Encouraging news from COVID-19 vaccine trials in adolescents could help pave the way for “really big and important” changes in schools this fall, one of the city’s top doctors said Wednesday.
“To be quite frank, I literally almost dropped my phone when I saw how impressive the data was,” said Dr. Jay Varma, the mayor’s senior health advisor. “It’s amazing and incredibly important news.”
The makers of the Pfizer and BioNTech vaccine announced results of a Phase 3 trial in children aged 12 to 15 that showed the shot produced antibody responses and did not cause serious side effects. Of those who received the vaccine, none tested positive for COVID-19. In the placebo group, there were 18 cases. The trial included 2,260 young people.
It’s probably too late to count on a vaccine for children for the rest of this school year, Varma said. He noted the timeline required for ultimately getting the shot approved, along with the weeks-long lags between the necessary two doses and until the vaccine reaches full efficacy.
Varma cautioned that it will still take time to get full results from the trials and to understand what they will mean for returning to classrooms, but he added that the preliminary findings open the possibility of a much different school year, come September.
“We are looking, I think, probably more at the summer for us to really accrue the benefits, kind of as a whole society and then, of course, as it relates to our schools,” he said. “But absolutely, this is really tremendous news, and it may have a really important impact on what happens with school protocols in the fall.”
For weeks, city leaders have said they are reevaluating the requirements for closing schools when positive coronavirus cases are discovered. The state, meanwhile, is reviewing whether to allow schools to shrink social distancing down to three feet, in the wake of new national guidance that says elementary school students could be spaced more closely in classrooms so long as everyone is masked. In middle and high schools, three feet is recommended only if community spread of the virus is not high — which is not the case currently in New York City.
The city has been conducting weekly, random coronavirus testing of students and educators inside schools, and also has an aggressive policy of shutting down buildings in certain cases when multiple infections are discovered. Spread of the virus has been exceedingly low in schools, but the closure protocol has been disruptive, leaving parents scrambling to find child care, and teachers to adapt lessons for online instruction with little notice.

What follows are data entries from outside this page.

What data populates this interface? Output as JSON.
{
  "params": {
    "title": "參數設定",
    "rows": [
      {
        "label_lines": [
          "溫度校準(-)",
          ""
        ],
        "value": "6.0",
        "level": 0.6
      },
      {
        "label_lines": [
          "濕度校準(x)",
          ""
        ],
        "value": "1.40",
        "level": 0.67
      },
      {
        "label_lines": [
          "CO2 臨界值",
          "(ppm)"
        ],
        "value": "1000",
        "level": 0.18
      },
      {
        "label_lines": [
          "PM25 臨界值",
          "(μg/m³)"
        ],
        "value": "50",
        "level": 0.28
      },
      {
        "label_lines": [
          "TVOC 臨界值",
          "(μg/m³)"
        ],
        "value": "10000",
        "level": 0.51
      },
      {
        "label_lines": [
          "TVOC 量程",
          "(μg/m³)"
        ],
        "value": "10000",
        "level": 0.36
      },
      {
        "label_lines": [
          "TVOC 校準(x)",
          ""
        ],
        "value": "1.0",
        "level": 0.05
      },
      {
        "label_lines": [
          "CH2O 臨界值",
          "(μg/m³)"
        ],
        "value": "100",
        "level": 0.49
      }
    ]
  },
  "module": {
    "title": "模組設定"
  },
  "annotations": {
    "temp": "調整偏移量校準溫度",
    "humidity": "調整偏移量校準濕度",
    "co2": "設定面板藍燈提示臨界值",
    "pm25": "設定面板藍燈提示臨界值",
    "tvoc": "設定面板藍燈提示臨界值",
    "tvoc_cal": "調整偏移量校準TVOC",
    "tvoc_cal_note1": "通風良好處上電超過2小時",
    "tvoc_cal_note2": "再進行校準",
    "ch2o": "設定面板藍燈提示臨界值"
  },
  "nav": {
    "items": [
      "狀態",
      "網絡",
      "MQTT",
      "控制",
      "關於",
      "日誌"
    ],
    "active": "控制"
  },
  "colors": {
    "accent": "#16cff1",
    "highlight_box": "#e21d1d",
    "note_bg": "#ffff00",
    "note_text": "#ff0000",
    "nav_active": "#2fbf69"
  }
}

Maria Lima, an immunologist and associate dean of research at CUNY medical school, called the results of the trials “amazing.” But she was reluctant to forecast a return to a normal school year.
“Does that mean everybody can go to school in the fall? I don’t know,” she said.
Lima noted that the trial was small and also said the city may find itself up against parents who are reluctant to get their children vaccinated.
A shot for children and teens is likely to open up thorny questions about whether the vaccines will be required to attend city public schools. Following a measles outbreak in 2019, the state rolled back religious exemptions for vaccines and medical exemptions were also tightened. In the Los Angeles school district — the second largest in the county — officials have already said they intend to make COVID-19 vaccinations mandatory for students.
Since the vaccine isn’t perfect, Lima said schools will face questions about whether to continue testing for COVID-19 on campus, and if students will have to test negative to learn in person.
“It’s going to be complicated,” she acknowledged, but added a plea: “The vaccine is safe, and parents, please take it.”
With the public health picture constantly shifting, New York City leaders haven’t laid out many plans for the school year ahead. There have been some hints about what’s in store for 2021-22, however. De Blasio has said the goal is to phase out hybrid learning — where students attend school part time in socially distanced classrooms and participate in online learning when not in school. Instead, he said the city is planning to offer five-day-a-week instruction in person, or a fully remote model. Expanding who is eligible to receive vaccines will likely help move the city closer towards that goal, the mayor said.
“We are already planning for September to bring all our kids back, for everyone who’s ready to come back,” de Blasio said. “As this progresses, it just makes it better.”
But one of the biggest questions facing city and education department leaders is whether families and educators will feel safe enough for a full return to classes. That makes the results of the latest vaccine trials particularly significant for schools because older children may be more likely than younger ones to spread the virus — and have also been less likely to choose to return to school buildings in New York City.
The state plans to start vaccinating those 16 and older beginning next week. Meanwhile, city officials estimate at least 40,000 educators have received at least one dose of the vaccine as of mid-March.
The Pfizer and BioNTech shot is the only vaccine that the U.S. has authorized for those ages 16 and up. The Moderna vaccine, which works similarly, is approved for those age 18 and older, as is the one-dose Johnson & Johnson vaccine. The U.S. Food and Drug Administration has granted all three of these vaccines Emergency Use Authorization. Moderna is currently testing its vaccine in young children, and Johnson & Johnson has said its shot could be available to children by September.
This article was originally posted on Vaccine trials in teens yield promising results. What will that mean for NYC schools in the fall?